July 23, 2014
In last week’s blog I explained how job seekers can use formal letters of recommendation to help give them an edge when it comes to obtaining a position. This week, I’m focusing on obtaining LinkedIn recommendations.
Many younger job seekers are foregoing formal letters of recommendation and instead, asking people for recommendations they can include on their LinkedIn profile. Then, they choose the recommendations they want to show within their profile and can hide (or unhide) the others. Many of my clients print out their LinkedIn recommendations and provide them to the hiring manager at the end of job interviews instead of formal recommendation letters. Read the rest of this entry »
July 16, 2014
“Are you serious?” my twenty-two year old client Brittany (named changed) said, and then rolled her eyes. “You’re going to make me ask people to write recommendation letters? I thought that was something people only did back in the old days.”
Sigh. While I’d like to think I’m not as old as the dinosaurs, there are some days I definitely feel like it. Especially when it comes to discussing the topic of job recommendations with my younger clients. Brittany did have a point, though. The use of recommendation letters has changed over the last decade.
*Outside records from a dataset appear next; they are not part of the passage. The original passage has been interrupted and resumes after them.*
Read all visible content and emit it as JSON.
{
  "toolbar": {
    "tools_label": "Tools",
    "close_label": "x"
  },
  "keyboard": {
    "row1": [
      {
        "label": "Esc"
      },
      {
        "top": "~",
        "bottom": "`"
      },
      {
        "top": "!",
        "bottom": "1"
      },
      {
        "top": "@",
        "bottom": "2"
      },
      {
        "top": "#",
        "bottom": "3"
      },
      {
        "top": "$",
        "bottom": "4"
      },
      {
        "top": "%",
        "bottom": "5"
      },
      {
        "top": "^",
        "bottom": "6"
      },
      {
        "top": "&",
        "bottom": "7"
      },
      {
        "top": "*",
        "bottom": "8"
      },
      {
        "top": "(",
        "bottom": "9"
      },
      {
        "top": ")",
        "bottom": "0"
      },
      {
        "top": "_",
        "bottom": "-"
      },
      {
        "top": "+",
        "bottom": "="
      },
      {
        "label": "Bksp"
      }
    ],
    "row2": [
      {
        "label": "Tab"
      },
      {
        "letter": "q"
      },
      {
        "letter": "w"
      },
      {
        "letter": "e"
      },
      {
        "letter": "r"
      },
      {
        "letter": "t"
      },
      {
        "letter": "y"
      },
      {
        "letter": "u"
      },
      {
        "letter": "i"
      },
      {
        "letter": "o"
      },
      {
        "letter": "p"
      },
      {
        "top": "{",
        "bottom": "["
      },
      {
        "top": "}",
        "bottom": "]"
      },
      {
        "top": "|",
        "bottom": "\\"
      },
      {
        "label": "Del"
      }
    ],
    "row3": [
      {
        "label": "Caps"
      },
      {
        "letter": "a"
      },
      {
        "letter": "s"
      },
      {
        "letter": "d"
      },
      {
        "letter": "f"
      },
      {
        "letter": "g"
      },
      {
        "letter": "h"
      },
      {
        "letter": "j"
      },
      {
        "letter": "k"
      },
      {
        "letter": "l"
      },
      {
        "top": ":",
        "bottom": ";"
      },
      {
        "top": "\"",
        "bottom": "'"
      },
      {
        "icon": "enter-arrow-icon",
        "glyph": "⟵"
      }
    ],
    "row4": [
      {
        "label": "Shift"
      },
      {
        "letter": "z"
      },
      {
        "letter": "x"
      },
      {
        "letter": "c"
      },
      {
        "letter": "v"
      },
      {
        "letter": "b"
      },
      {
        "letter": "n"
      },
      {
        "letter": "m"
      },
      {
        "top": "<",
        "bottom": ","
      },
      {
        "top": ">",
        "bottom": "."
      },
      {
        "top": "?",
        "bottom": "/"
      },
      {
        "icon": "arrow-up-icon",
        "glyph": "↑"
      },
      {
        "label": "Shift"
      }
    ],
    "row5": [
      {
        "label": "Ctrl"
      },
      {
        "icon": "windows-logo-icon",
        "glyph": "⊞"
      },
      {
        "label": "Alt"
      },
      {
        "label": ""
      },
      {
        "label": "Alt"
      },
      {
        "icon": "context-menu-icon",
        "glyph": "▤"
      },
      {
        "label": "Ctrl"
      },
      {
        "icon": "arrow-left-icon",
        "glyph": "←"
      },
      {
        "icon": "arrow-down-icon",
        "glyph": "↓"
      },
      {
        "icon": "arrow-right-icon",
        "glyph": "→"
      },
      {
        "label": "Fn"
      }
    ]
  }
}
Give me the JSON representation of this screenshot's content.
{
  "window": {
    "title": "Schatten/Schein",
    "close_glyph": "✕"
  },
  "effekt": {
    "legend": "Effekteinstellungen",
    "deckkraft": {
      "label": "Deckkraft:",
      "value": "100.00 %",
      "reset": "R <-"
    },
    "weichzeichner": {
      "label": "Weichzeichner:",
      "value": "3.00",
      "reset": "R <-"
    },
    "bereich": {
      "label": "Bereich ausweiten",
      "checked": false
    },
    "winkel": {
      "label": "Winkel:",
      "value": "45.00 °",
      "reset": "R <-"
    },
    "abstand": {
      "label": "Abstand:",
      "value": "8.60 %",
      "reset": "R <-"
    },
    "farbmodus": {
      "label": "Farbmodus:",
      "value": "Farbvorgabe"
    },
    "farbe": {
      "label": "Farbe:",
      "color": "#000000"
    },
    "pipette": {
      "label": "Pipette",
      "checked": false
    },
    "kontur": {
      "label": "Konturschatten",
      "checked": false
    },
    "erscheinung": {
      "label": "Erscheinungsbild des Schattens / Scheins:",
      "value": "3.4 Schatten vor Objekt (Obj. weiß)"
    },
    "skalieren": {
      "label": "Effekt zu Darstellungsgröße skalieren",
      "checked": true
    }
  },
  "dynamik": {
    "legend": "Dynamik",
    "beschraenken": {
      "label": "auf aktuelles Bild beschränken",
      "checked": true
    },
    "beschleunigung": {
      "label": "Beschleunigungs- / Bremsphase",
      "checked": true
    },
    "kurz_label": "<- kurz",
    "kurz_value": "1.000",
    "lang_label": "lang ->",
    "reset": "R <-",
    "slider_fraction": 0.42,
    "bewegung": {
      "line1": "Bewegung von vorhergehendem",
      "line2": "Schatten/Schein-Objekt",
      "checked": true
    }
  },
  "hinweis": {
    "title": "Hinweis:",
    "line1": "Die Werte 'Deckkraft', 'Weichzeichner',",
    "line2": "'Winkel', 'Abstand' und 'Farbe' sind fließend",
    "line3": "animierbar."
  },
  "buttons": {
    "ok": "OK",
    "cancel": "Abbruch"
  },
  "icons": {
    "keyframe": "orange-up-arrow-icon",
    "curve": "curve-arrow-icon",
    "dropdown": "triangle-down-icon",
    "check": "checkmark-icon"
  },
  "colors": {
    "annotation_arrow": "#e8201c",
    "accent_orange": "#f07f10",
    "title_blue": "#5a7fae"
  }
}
In the past, obtaining recommendation letters was a requirement of the job search process. Today, not as much. Now, this step is considered optional, but savvy job seekers understand that it can help give them an edge when it comes to obtaining a position. Read the rest of this entry »
July 9, 2014
It was a moment in my career that I will never forget. I had accepted a new job at a different company and when I went into my boss’s office to quit, with resignation letter in hand, he offered me a higher salary if I would remain in my current job.
Even if you think this would never happen to you, it is best to prepare in advance so you’ll feel comfortable with your response, which should always be: “No, thank you.” Surprised that I’m telling you to decline your manager’s counter offer? Here’s why… Read the rest of this entry »
July 2, 2014
You’re sitting in a job interview and the hiring manager says, “Tell me what you dislike the most about your current (or previous) manager.” Your heart beats faster and the palms of your hands begin to sweat. Uh oh. How should you answer the question? Do you tell the truth about how much you detest your boss? Read the rest of this entry »
June 25, 2014
One of my favorite interview questions as a hiring manager is, “What’s your game plan to ensure success in the job?” because it quickly reveals the proactive candidates – the ones who have thought through what it will take to be effective in the role. Not having a well thought out answer to this question is a quick way to get eliminated from the hiring process. Read the rest of this entry »
June 18, 2014
Whenever someone comes to me for coaching to obtain a different job or change careers, the first question I ask is, “Why do you want to change jobs?”
It sounds like a simple question, right? But, it’s actually pretty complex, and it often leads to some soul-searching to discover why the person is unhappy in their current job and whether or not changing jobs is in their best interest.
Are you considering a different job? Before you jump into the job seeker process, take the time to consider why you want to change jobs. Grab a cup of coffee, sit down, relax, and write out your list of reasons. Read the rest of this entry »
June 11, 2014
In last week’s blog I provided seven tips for laying off good employees when a company must downsize to lower costs. This week, I have shifted the topic to terminating employees due to contentious reasons, such as misconduct or poor performance.
If you haven’t already read last week’s article, I suggest you read it now and then come back to this blog. The foundational tips for laying off a good employee due to downsizing, discussed in my last blog, are just as important (sometimes even more so) when you are faced with a contentious termination. There are also additional aspects you’ll need to consider to protect the employer, other employees, and the employee being terminated. Read the rest of this entry »
June 10, 2014
I recently had the pleasure of being a guest on Deanne Demarco’s radio show “Today’s Inspiring Women.” We discussed the beginning of my career and the moment I realized how beneficial a career strategy could be. I set ambitious goals (reaching the executive level of a Fortune 500 company and having my own business), and a strategic plan allowed me to achieve them faster and more efficiently. Read the rest of this entry »
June 4, 2014
Ask any manager and they’ll probably tell you that one of the most difficult things they’ve ever had to do was let an employee go due to company downsizing. This is an especially tough situation because these could be loyal and productive employees who have done nothing wrong; there may be no performance or behavior issues – they are being let go to reduce the company’s overall costs.
You might mean well in how you approach a downsizing situation with your employees, but if you don’t think it through and carefully plan out your process, things could go very wrong. Here’s one story I received from a reader: Read the rest of this entry »
May 28, 2014
Late spring is when many companies loosen their work attire requirements, especially for Casual Fridays. Just (please) don’t come to work wearing bike pants and a tank top.
“Casual Friday” can mean different things to different companies, but no matter what the company, it doesn’t mean you should show up at the office in your gym clothes. While wearing stretchy leggings with a jog bra underneath a T-shirt or bike pants and a tank top might be comfortable, it will never allow you to project a leadership image. Read the rest of this entry »